▸ Task to carry out: Your copy of the data should match it exactly, except that the pictures are gone.

App and web page records:
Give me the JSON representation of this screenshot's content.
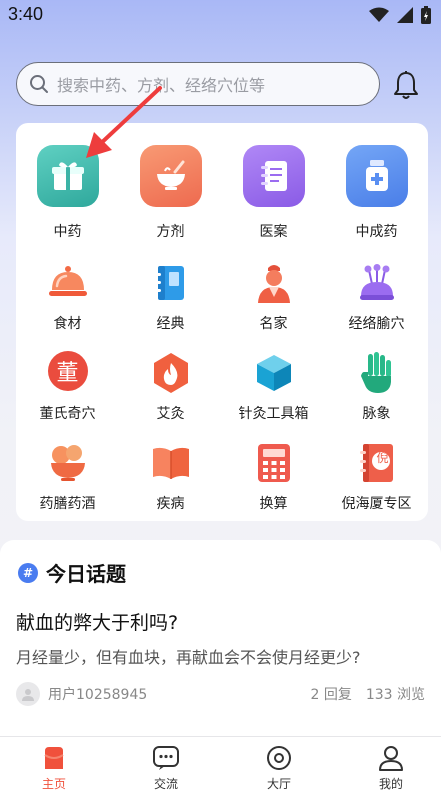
{
  "status": {
    "time": "3:40"
  },
  "search": {
    "placeholder": "搜索中药、方剂、经络穴位等"
  },
  "grid": {
    "row1": [
      {
        "label": "中药",
        "icon": "gift-box-icon",
        "color": "#4dc0b2"
      },
      {
        "label": "方剂",
        "icon": "mortar-bowl-icon",
        "color": "#f07a5c"
      },
      {
        "label": "医案",
        "icon": "notebook-icon",
        "color": "#9b6cf0"
      },
      {
        "label": "中成药",
        "icon": "medicine-bottle-icon",
        "color": "#5a8ff2"
      }
    ],
    "row2": [
      {
        "label": "食材",
        "icon": "food-cover-icon"
      },
      {
        "label": "经典",
        "icon": "book-icon"
      },
      {
        "label": "名家",
        "icon": "doctor-icon"
      },
      {
        "label": "经络腧穴",
        "icon": "acupoint-icon"
      }
    ],
    "row3": [
      {
        "label": "董氏奇穴",
        "icon": "dong-seal-icon",
        "glyph": "董"
      },
      {
        "label": "艾灸",
        "icon": "moxibustion-flame-icon"
      },
      {
        "label": "针灸工具箱",
        "icon": "toolbox-icon"
      },
      {
        "label": "脉象",
        "icon": "hand-icon"
      }
    ],
    "row4": [
      {
        "label": "药膳药酒",
        "icon": "food-bowl-icon"
      },
      {
        "label": "疾病",
        "icon": "open-book-icon"
      },
      {
        "label": "换算",
        "icon": "calculator-icon"
      },
      {
        "label": "倪海厦专区",
        "icon": "ni-book-icon",
        "glyph": "倪"
      }
    ]
  },
  "topic": {
    "badge": "#",
    "heading": "今日话题",
    "post_title": "献血的弊大于利吗?",
    "post_body": "月经量少，但有血块，再献血会不会使月经更少?",
    "user": "用户10258945",
    "replies": "2 回复",
    "views": "133 浏览"
  },
  "tabs": [
    {
      "label": "主页",
      "icon": "home-icon",
      "active": true
    },
    {
      "label": "交流",
      "icon": "chat-icon"
    },
    {
      "label": "大厅",
      "icon": "hall-icon"
    },
    {
      "label": "我的",
      "icon": "profile-icon"
    }
  ],
  "colors": {
    "accent": "#f0513c",
    "topic_badge": "#4a7cf0"
  }
}
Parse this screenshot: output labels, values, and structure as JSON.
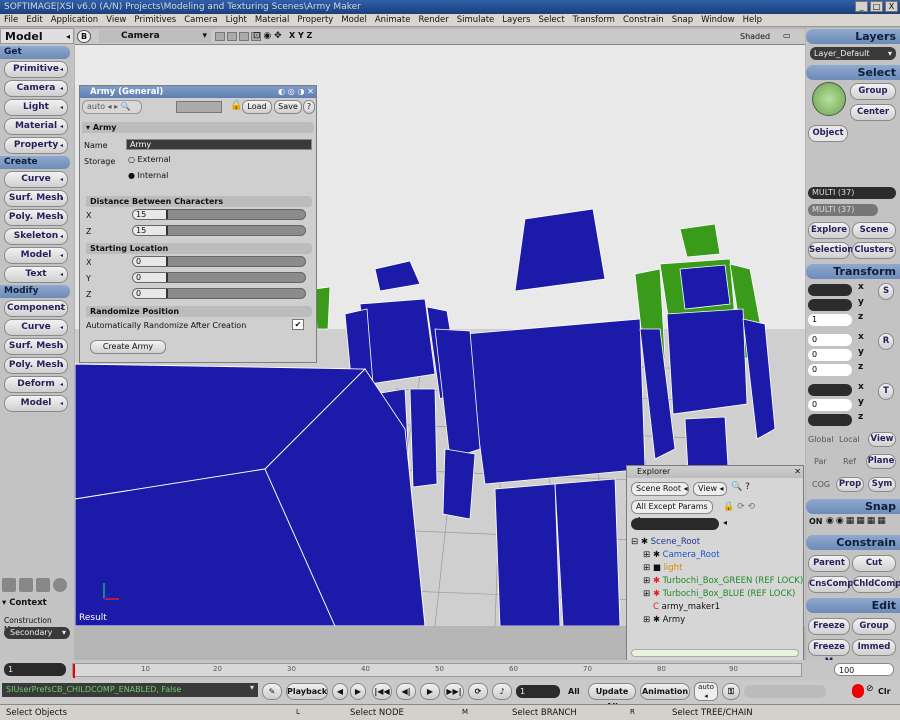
{
  "window": {
    "title": "SOFTIMAGE|XSI v6.0 (A/N) Projects\\Modeling and Texturing Scenes\\Army Maker",
    "min": "_",
    "max": "□",
    "close": "X"
  },
  "menu": [
    "File",
    "Edit",
    "Application",
    "View",
    "Primitives",
    "Camera",
    "Light",
    "Material",
    "Property",
    "Model",
    "Animate",
    "Render",
    "Simulate",
    "Layers",
    "Select",
    "Transform",
    "Constrain",
    "Snap",
    "Window",
    "Help"
  ],
  "left": {
    "title": "Model",
    "get": "Get",
    "get_items": [
      "Primitive",
      "Camera",
      "Light",
      "Material",
      "Property"
    ],
    "create": "Create",
    "create_items": [
      "Curve",
      "Surf. Mesh",
      "Poly. Mesh",
      "Skeleton",
      "Model",
      "Text"
    ],
    "modify": "Modify",
    "modify_items": [
      "Component",
      "Curve",
      "Surf. Mesh",
      "Poly. Mesh",
      "Deform",
      "Model"
    ],
    "context": "Context",
    "construction_mode_label": "Construction Mode",
    "construction_mode": "Secondary"
  },
  "viewport": {
    "letter": "B",
    "camera": "Camera",
    "axes": "X Y Z",
    "shading": "Shaded",
    "result": "Result"
  },
  "prop_editor": {
    "title": "Army (General)",
    "auto": "auto",
    "load": "Load",
    "save": "Save",
    "help": "?",
    "section": "Army",
    "name_label": "Name",
    "name_value": "Army",
    "storage_label": "Storage",
    "storage_external": "External",
    "storage_internal": "Internal",
    "distance_section": "Distance Between Characters",
    "x_label": "X",
    "z_label": "Z",
    "y_label": "Y",
    "dist_x": "15",
    "dist_z": "15",
    "dist_x_level": 0.19,
    "dist_z_level": 0.19,
    "start_section": "Starting Location",
    "start_x": "0",
    "start_y": "0",
    "start_z": "0",
    "start_level": 0.19,
    "random_section": "Randomize Position",
    "random_label": "Automatically Randomize After Creation",
    "random_checked": "✔",
    "create_button": "Create Army"
  },
  "right": {
    "layers": "Layers",
    "layer_value": "Layer_Default",
    "select": "Select",
    "group": "Group",
    "center": "Center",
    "object": "Object",
    "multi1": "MULTI (37)",
    "multi2": "MULTI (37)",
    "explore": "Explore",
    "scene": "Scene",
    "selection": "Selection",
    "clusters": "Clusters",
    "transform": "Transform",
    "axis_x": "x",
    "axis_y": "y",
    "axis_z": "z",
    "s_label": "S",
    "r_label": "R",
    "t_label": "T",
    "scale": [
      "",
      "",
      "1"
    ],
    "rot": [
      "0",
      "0",
      "0"
    ],
    "trans": [
      "",
      "0",
      ""
    ],
    "global": "Global",
    "local": "Local",
    "view": "View",
    "par": "Par",
    "ref": "Ref",
    "plane": "Plane",
    "cog": "COG",
    "prop": "Prop",
    "sym": "Sym",
    "snap": "Snap",
    "on": "ON",
    "constrain": "Constrain",
    "parent": "Parent",
    "cut": "Cut",
    "cnscomp": "CnsComp",
    "chldcomp": "ChldComp",
    "edit": "Edit",
    "freeze": "Freeze",
    "group2": "Group",
    "freeze_m": "Freeze M",
    "immed": "Immed"
  },
  "explorer": {
    "title": "Explorer",
    "scope": "Scene Root",
    "view": "View",
    "filter": "All Except Params",
    "items": [
      {
        "label": "Scene_Root",
        "color": "#1b3a8a"
      },
      {
        "label": "Camera_Root",
        "color": "#1b55c9"
      },
      {
        "label": "light",
        "color": "#d98a00"
      },
      {
        "label": "Turbochi_Box_GREEN (REF LOCK)",
        "color": "#1f8a2a"
      },
      {
        "label": "Turbochi_Box_BLUE (REF LOCK)",
        "color": "#1f8a2a"
      },
      {
        "label": "army_maker1",
        "color": "#111111"
      },
      {
        "label": "Army",
        "color": "#111111"
      }
    ]
  },
  "timeline": {
    "start": "1",
    "end": "100",
    "ticks": [
      "1",
      "10",
      "20",
      "30",
      "40",
      "50",
      "60",
      "70",
      "80",
      "90"
    ]
  },
  "playback": {
    "command": "SIUserPrefsCB_CHILDCOMP_ENABLED, False",
    "playback": "Playback",
    "frame": "1",
    "all": "All",
    "update_all": "Update All",
    "animation": "Animation",
    "auto": "auto",
    "clr": "Clr"
  },
  "status": {
    "left": "Select Objects",
    "l": "L",
    "l_text": "Select NODE",
    "m": "M",
    "m_text": "Select BRANCH",
    "r": "R",
    "r_text": "Select TREE/CHAIN"
  },
  "colors": {
    "blue_mesh": "#1c1aa8",
    "green_mesh": "#3a9a1a"
  }
}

▸ Your response:
Give me the JSON representation of this screenshot's content.
{
  "status": {
    "time": "3:40"
  },
  "search": {
    "placeholder": "搜索中药、方剂、经络穴位等"
  },
  "grid": {
    "row1": [
      {
        "label": "中药",
        "icon": "gift-box-icon",
        "color": "#4dc0b2"
      },
      {
        "label": "方剂",
        "icon": "mortar-bowl-icon",
        "color": "#f07a5c"
      },
      {
        "label": "医案",
        "icon": "notebook-icon",
        "color": "#9b6cf0"
      },
      {
        "label": "中成药",
        "icon": "medicine-bottle-icon",
        "color": "#5a8ff2"
      }
    ],
    "row2": [
      {
        "label": "食材",
        "icon": "food-cover-icon"
      },
      {
        "label": "经典",
        "icon": "book-icon"
      },
      {
        "label": "名家",
        "icon": "doctor-icon"
      },
      {
        "label": "经络腧穴",
        "icon": "acupoint-icon"
      }
    ],
    "row3": [
      {
        "label": "董氏奇穴",
        "icon": "dong-seal-icon",
        "glyph": "董"
      },
      {
        "label": "艾灸",
        "icon": "moxibustion-flame-icon"
      },
      {
        "label": "针灸工具箱",
        "icon": "toolbox-icon"
      },
      {
        "label": "脉象",
        "icon": "hand-icon"
      }
    ],
    "row4": [
      {
        "label": "药膳药酒",
        "icon": "food-bowl-icon"
      },
      {
        "label": "疾病",
        "icon": "open-book-icon"
      },
      {
        "label": "换算",
        "icon": "calculator-icon"
      },
      {
        "label": "倪海厦专区",
        "icon": "ni-book-icon",
        "glyph": "倪"
      }
    ]
  },
  "topic": {
    "badge": "#",
    "heading": "今日话题",
    "post_title": "献血的弊大于利吗?",
    "post_body": "月经量少，但有血块，再献血会不会使月经更少?",
    "user": "用户10258945",
    "replies": "2 回复",
    "views": "133 浏览"
  },
  "tabs": [
    {
      "label": "主页",
      "icon": "home-icon",
      "active": true
    },
    {
      "label": "交流",
      "icon": "chat-icon"
    },
    {
      "label": "大厅",
      "icon": "hall-icon"
    },
    {
      "label": "我的",
      "icon": "profile-icon"
    }
  ],
  "colors": {
    "accent": "#f0513c",
    "topic_badge": "#4a7cf0"
  }
}
Parse this screenshot: output labels, values, and structure as JSON.
{
  "window": {
    "title": "SOFTIMAGE|XSI v6.0 (A/N) Projects\\Modeling and Texturing Scenes\\Army Maker",
    "min": "_",
    "max": "□",
    "close": "X"
  },
  "menu": [
    "File",
    "Edit",
    "Application",
    "View",
    "Primitives",
    "Camera",
    "Light",
    "Material",
    "Property",
    "Model",
    "Animate",
    "Render",
    "Simulate",
    "Layers",
    "Select",
    "Transform",
    "Constrain",
    "Snap",
    "Window",
    "Help"
  ],
  "left": {
    "title": "Model",
    "get": "Get",
    "get_items": [
      "Primitive",
      "Camera",
      "Light",
      "Material",
      "Property"
    ],
    "create": "Create",
    "create_items": [
      "Curve",
      "Surf. Mesh",
      "Poly. Mesh",
      "Skeleton",
      "Model",
      "Text"
    ],
    "modify": "Modify",
    "modify_items": [
      "Component",
      "Curve",
      "Surf. Mesh",
      "Poly. Mesh",
      "Deform",
      "Model"
    ],
    "context": "Context",
    "construction_mode_label": "Construction Mode",
    "construction_mode": "Secondary"
  },
  "viewport": {
    "letter": "B",
    "camera": "Camera",
    "axes": "X Y Z",
    "shading": "Shaded",
    "result": "Result"
  },
  "prop_editor": {
    "title": "Army (General)",
    "auto": "auto",
    "load": "Load",
    "save": "Save",
    "help": "?",
    "section": "Army",
    "name_label": "Name",
    "name_value": "Army",
    "storage_label": "Storage",
    "storage_external": "External",
    "storage_internal": "Internal",
    "distance_section": "Distance Between Characters",
    "x_label": "X",
    "z_label": "Z",
    "y_label": "Y",
    "dist_x": "15",
    "dist_z": "15",
    "dist_x_level": 0.19,
    "dist_z_level": 0.19,
    "start_section": "Starting Location",
    "start_x": "0",
    "start_y": "0",
    "start_z": "0",
    "start_level": 0.19,
    "random_section": "Randomize Position",
    "random_label": "Automatically Randomize After Creation",
    "random_checked": "✔",
    "create_button": "Create Army"
  },
  "right": {
    "layers": "Layers",
    "layer_value": "Layer_Default",
    "select": "Select",
    "group": "Group",
    "center": "Center",
    "object": "Object",
    "multi1": "MULTI (37)",
    "multi2": "MULTI (37)",
    "explore": "Explore",
    "scene": "Scene",
    "selection": "Selection",
    "clusters": "Clusters",
    "transform": "Transform",
    "axis_x": "x",
    "axis_y": "y",
    "axis_z": "z",
    "s_label": "S",
    "r_label": "R",
    "t_label": "T",
    "scale": [
      "",
      "",
      "1"
    ],
    "rot": [
      "0",
      "0",
      "0"
    ],
    "trans": [
      "",
      "0",
      ""
    ],
    "global": "Global",
    "local": "Local",
    "view": "View",
    "par": "Par",
    "ref": "Ref",
    "plane": "Plane",
    "cog": "COG",
    "prop": "Prop",
    "sym": "Sym",
    "snap": "Snap",
    "on": "ON",
    "constrain": "Constrain",
    "parent": "Parent",
    "cut": "Cut",
    "cnscomp": "CnsComp",
    "chldcomp": "ChldComp",
    "edit": "Edit",
    "freeze": "Freeze",
    "group2": "Group",
    "freeze_m": "Freeze M",
    "immed": "Immed"
  },
  "explorer": {
    "title": "Explorer",
    "scope": "Scene Root",
    "view": "View",
    "filter": "All Except Params",
    "items": [
      {
        "label": "Scene_Root",
        "color": "#1b3a8a"
      },
      {
        "label": "Camera_Root",
        "color": "#1b55c9"
      },
      {
        "label": "light",
        "color": "#d98a00"
      },
      {
        "label": "Turbochi_Box_GREEN (REF LOCK)",
        "color": "#1f8a2a"
      },
      {
        "label": "Turbochi_Box_BLUE (REF LOCK)",
        "color": "#1f8a2a"
      },
      {
        "label": "army_maker1",
        "color": "#111111"
      },
      {
        "label": "Army",
        "color": "#111111"
      }
    ]
  },
  "timeline": {
    "start": "1",
    "end": "100",
    "ticks": [
      "1",
      "10",
      "20",
      "30",
      "40",
      "50",
      "60",
      "70",
      "80",
      "90"
    ]
  },
  "playback": {
    "command": "SIUserPrefsCB_CHILDCOMP_ENABLED, False",
    "playback": "Playback",
    "frame": "1",
    "all": "All",
    "update_all": "Update All",
    "animation": "Animation",
    "auto": "auto",
    "clr": "Clr"
  },
  "status": {
    "left": "Select Objects",
    "l": "L",
    "l_text": "Select NODE",
    "m": "M",
    "m_text": "Select BRANCH",
    "r": "R",
    "r_text": "Select TREE/CHAIN"
  },
  "colors": {
    "blue_mesh": "#1c1aa8",
    "green_mesh": "#3a9a1a"
  }
}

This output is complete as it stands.